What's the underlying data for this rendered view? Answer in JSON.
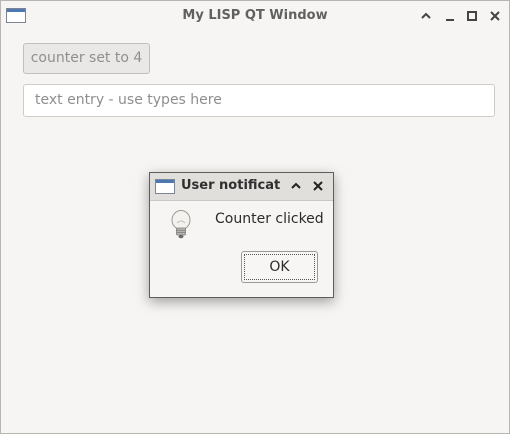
{
  "window": {
    "title": "My LISP QT Window",
    "icon": "window-icon",
    "controls": {
      "collapse": "chevron-up-icon",
      "minimize": "minimize-icon",
      "maximize": "maximize-icon",
      "close": "close-icon"
    }
  },
  "content": {
    "counter_button_label": "counter set to 4",
    "text_entry_placeholder": "text entry - use types here"
  },
  "dialog": {
    "title": "User notificati",
    "message": "Counter clicked",
    "ok_label": "OK",
    "icon": "lightbulb-icon"
  }
}
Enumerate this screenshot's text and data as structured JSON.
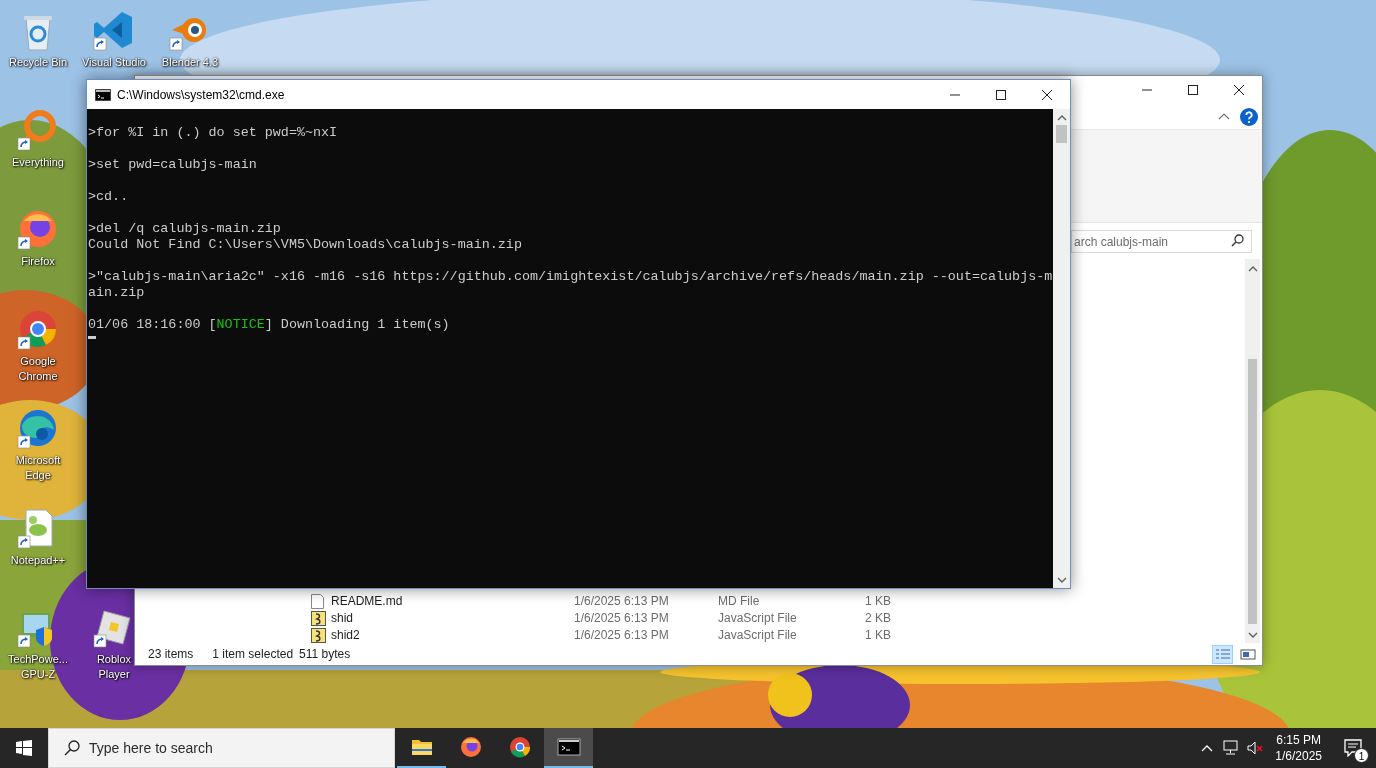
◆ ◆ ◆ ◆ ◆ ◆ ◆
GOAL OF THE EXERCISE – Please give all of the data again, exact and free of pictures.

THE COMPLETED TASK –
What's the underlying data for this rendered view? Answer in JSON.
{
  "window": {
    "title": "My LISP QT Window",
    "icon": "window-icon",
    "controls": {
      "collapse": "chevron-up-icon",
      "minimize": "minimize-icon",
      "maximize": "maximize-icon",
      "close": "close-icon"
    }
  },
  "content": {
    "counter_button_label": "counter set to 4",
    "text_entry_placeholder": "text entry - use types here"
  },
  "dialog": {
    "title": "User notificati",
    "message": "Counter clicked",
    "ok_label": "OK",
    "icon": "lightbulb-icon"
  }
}
Enumerate this screenshot's text and data as structured JSON.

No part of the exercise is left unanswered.